They are available in my Etsy shop as a special order. I can do them with hints of silver, pale gold, gold, copper or bronze in the clay. I can put in gray mica or gleaming colorless mica. Or both. I can paint the recesses with silver, gold, copper or bronze. I can paint the high spots with a super thin layer of mica in red, orange, blue, green or violet. I can use wires and lever backs to match the metallic color you have chosen to tint the clay body.
I’d be glad to make a pair for you. I can have them ready to ship within three days.

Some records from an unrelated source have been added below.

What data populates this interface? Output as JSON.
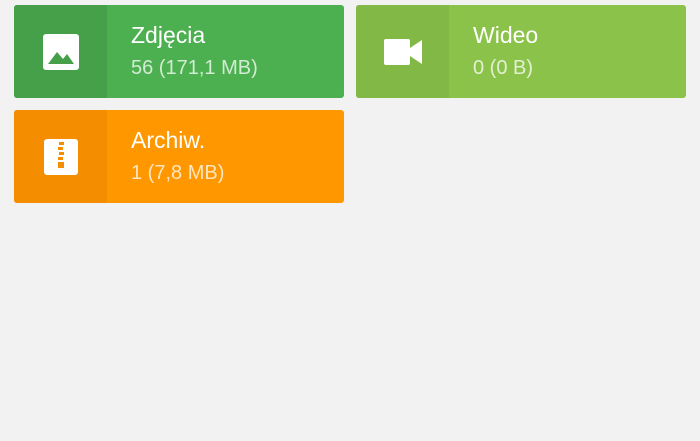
{
  "categories": [
    {
      "id": "photos",
      "title": "Zdjęcia",
      "subtitle": "56 (171,1 MB)",
      "icon": "image-icon",
      "color": "#4caf50",
      "icon_bg": "#45a049"
    },
    {
      "id": "video",
      "title": "Wideo",
      "subtitle": "0 (0 B)",
      "icon": "video-camera-icon",
      "color": "#8bc34a",
      "icon_bg": "#82b946"
    },
    {
      "id": "archive",
      "title": "Archiw.",
      "subtitle": "1 (7,8 MB)",
      "icon": "archive-zip-icon",
      "color": "#ff9800",
      "icon_bg": "#f48e00"
    }
  ]
}
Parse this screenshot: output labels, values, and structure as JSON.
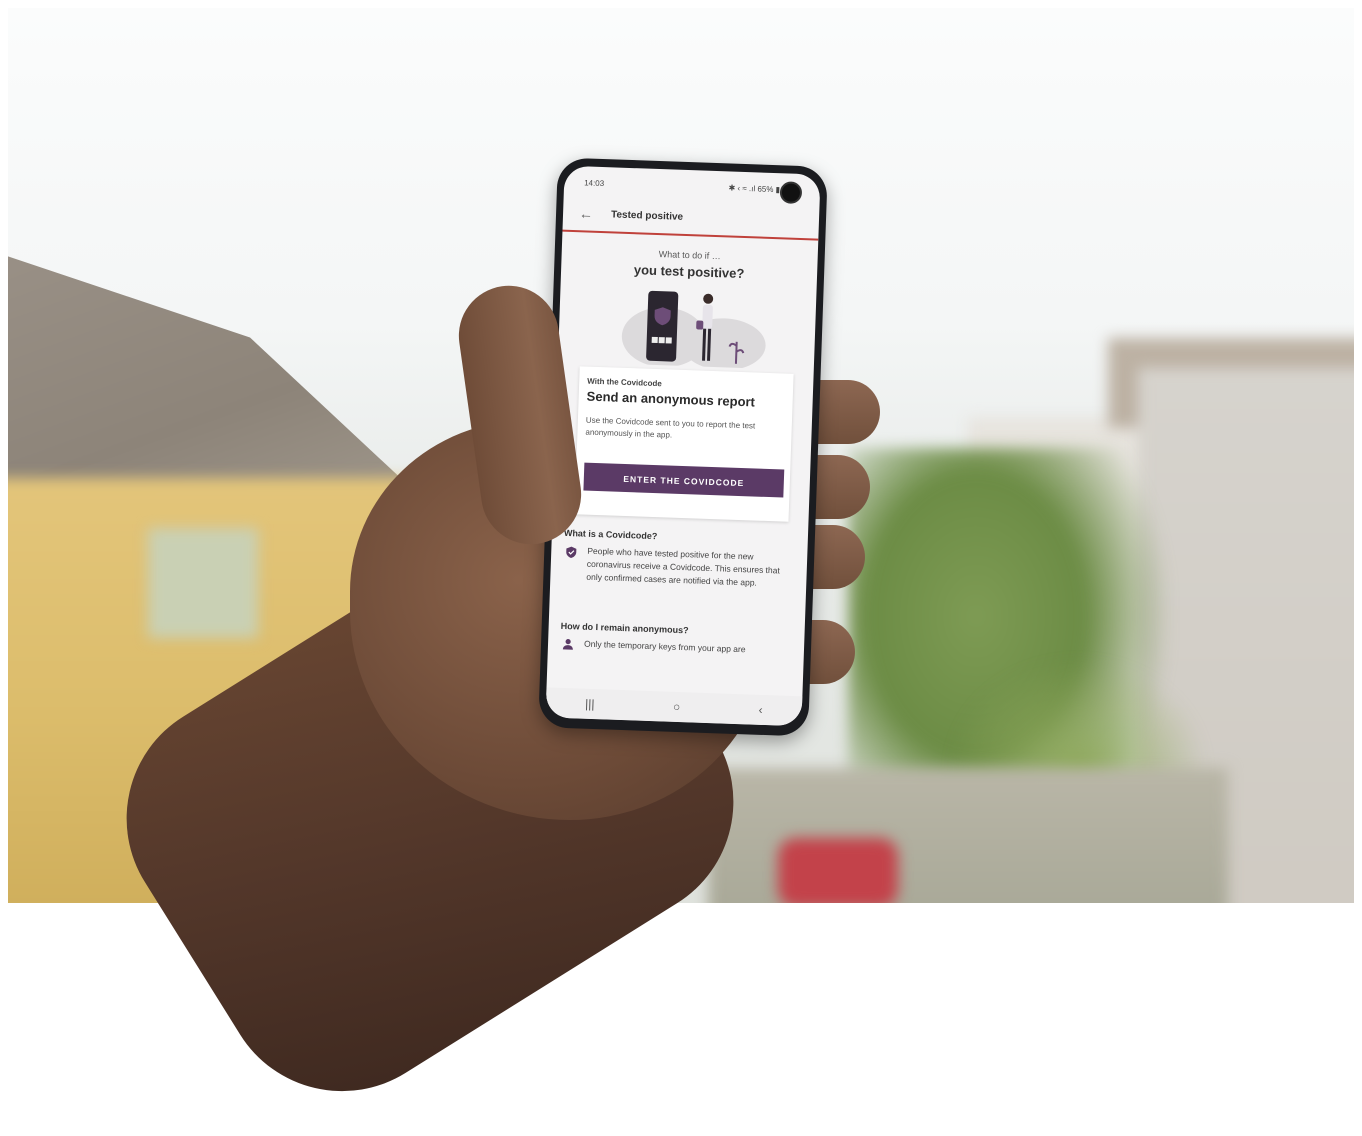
{
  "status_bar": {
    "time": "14:03",
    "indicators": "✱ ‹ ≈ .ıl 65% ▮"
  },
  "app_bar": {
    "back_icon": "arrow-left-icon",
    "title": "Tested positive"
  },
  "hero": {
    "subtitle": "What to do if …",
    "title": "you test positive?"
  },
  "card": {
    "overline": "With the Covidcode",
    "heading": "Send an anonymous report",
    "body": "Use the Covidcode sent to you to report the test anonymously in the app.",
    "button": "ENTER THE COVIDCODE"
  },
  "faq": [
    {
      "question": "What is a Covidcode?",
      "icon": "shield-check-icon",
      "answer": "People who have tested positive for the new coronavirus receive a Covidcode. This ensures that only confirmed cases are notified via the app."
    },
    {
      "question": "How do I remain anonymous?",
      "icon": "person-icon",
      "answer": "Only the temporary keys from your app are"
    }
  ],
  "nav_bar": {
    "recents": "|||",
    "home": "○",
    "back": "‹"
  },
  "colors": {
    "accent": "#5b3a66",
    "divider": "#c0413b",
    "screen_bg": "#f4f3f4"
  }
}
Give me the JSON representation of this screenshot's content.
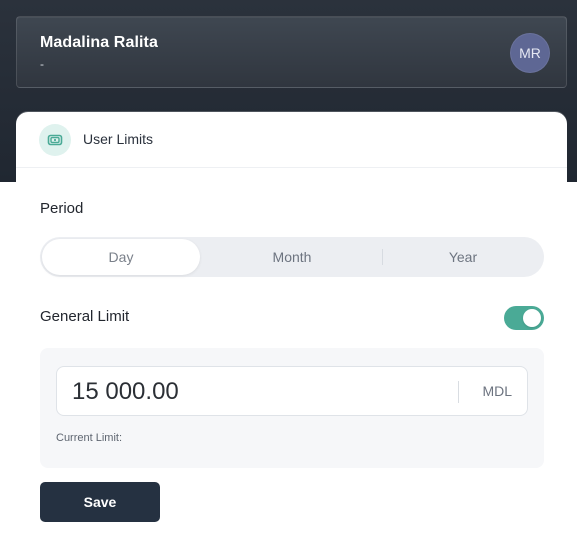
{
  "header": {
    "name": "Madalina Ralita",
    "subtitle": "-",
    "avatar_initials": "MR"
  },
  "panel": {
    "title": "User Limits",
    "title_icon": "wallet-icon"
  },
  "period": {
    "label": "Period",
    "options": [
      "Day",
      "Month",
      "Year"
    ],
    "selected": "Day"
  },
  "general_limit": {
    "label": "General Limit",
    "enabled": true,
    "amount": "15 000.00",
    "currency": "MDL",
    "current_limit_label": "Current Limit:"
  },
  "actions": {
    "save_label": "Save"
  },
  "colors": {
    "header_bg": "#2b323c",
    "avatar_bg": "#5e6794",
    "toggle_on": "#4aaa96",
    "save_bg": "#253141",
    "icon_bg": "#dff2ee"
  }
}
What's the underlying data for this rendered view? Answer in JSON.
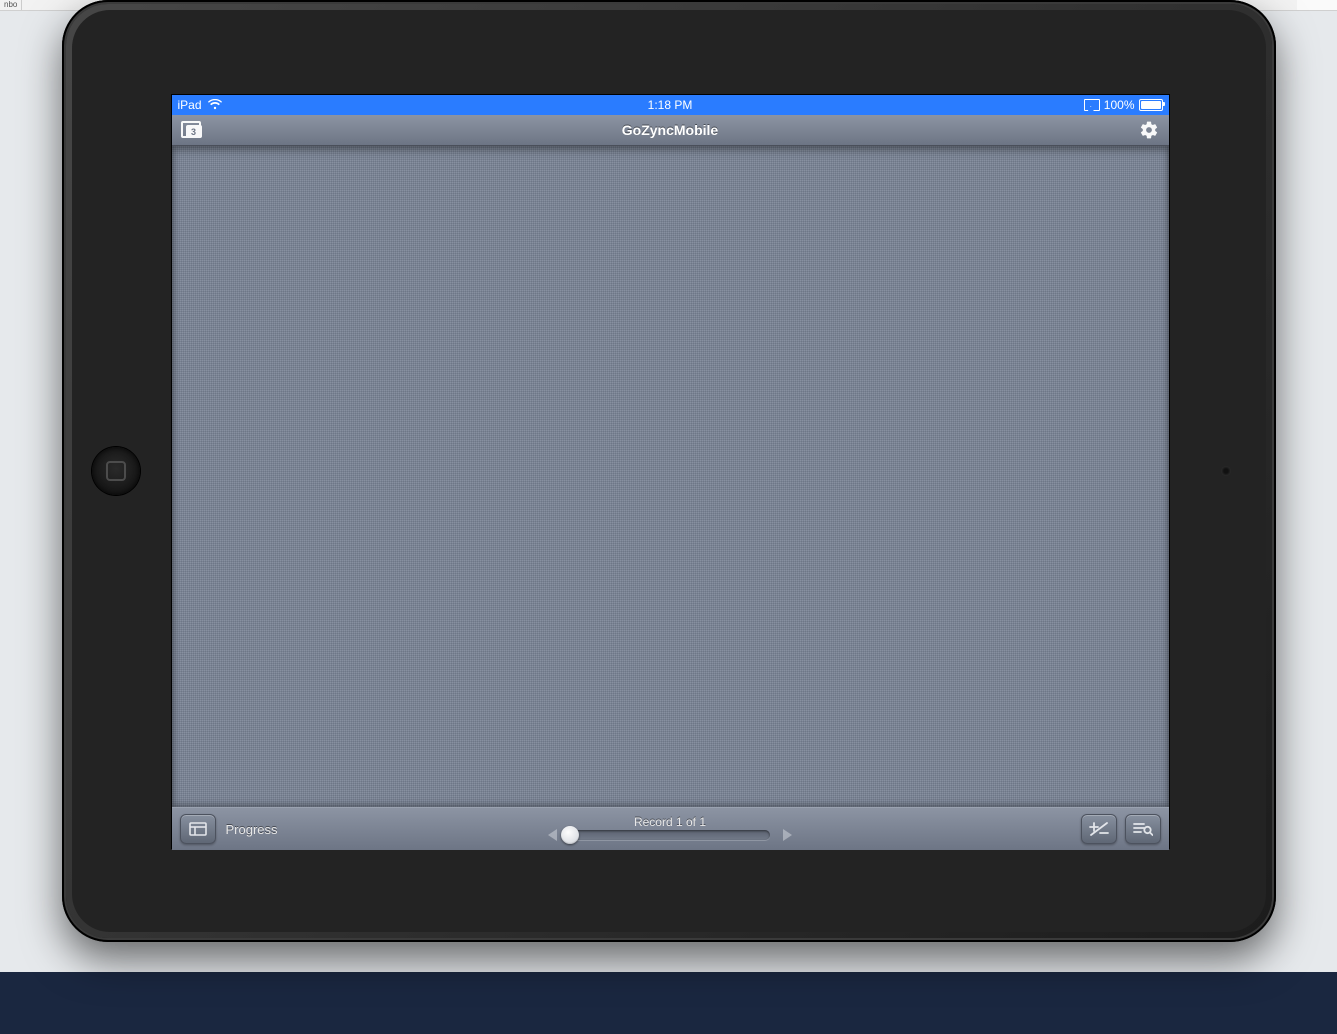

Art Bead Scene ( http://www.artbeadscene.blogspot.com) issued a very bright challenge this month, bursting with oranges and other bright colors. I gently marbled together some golds and oranges to create these earrings, Creamsickle. They are available in my Etsy shop http://www.susandolphindelaney.etsy.com.
Here is the painting we had for a prompt:
Imagine Tomorrow’s World, an environmental poster by Friendensreich Hundertwasser. Did I mention that it was bright?
I also created Ruby Begonia, a pair of earrings with lush, female forms in shades of translucent ruby from the painting. I topped them with genuine raw rubies. You can find Ruby in my shop.
Art Bead Scene has a new challenge: create Art Beads based on the painting. I created two:
Sunshine and Buttercups.
All are available in my Etsy Shop.
A few weeks ago I was fooling around with my opal polymer clay. I’d mixed up batches of different colors and was mixing tiny pieces of colors together. To my delight this color way emerged. I immediately “saw” one of Monet’s paintings of his waterlily pond. I made the opal clay into earrings, pairing them with yellow freshwater pearls. These are available in my shop http://www.susandolphindelaney.etsy.com.
I put together some violet, sapphire and two greens and got Monet’s purple irises. I paired them with large, baroque freshwater pearls. Available in my Etsy shop.
Then I mixed some violet opal bits, a little gold and two greens and came up with an opal clay that reminded me of Monet’s paintings of irises by the pond. I paired those disks with amethysts. Available in my Etsy shop.
I turned to Robert Frost for inspiration, making up earrings in wintery opal tones.
The Woods Are Lovely, Dark and Deep.
My shop also sells wonderful earring components for your own designs. Opal Disks: Monet, Molten Lava, Mystic Roman Glass Opals. “Mineral” Disks. And lush, female figures for earrings or pocket goddesses.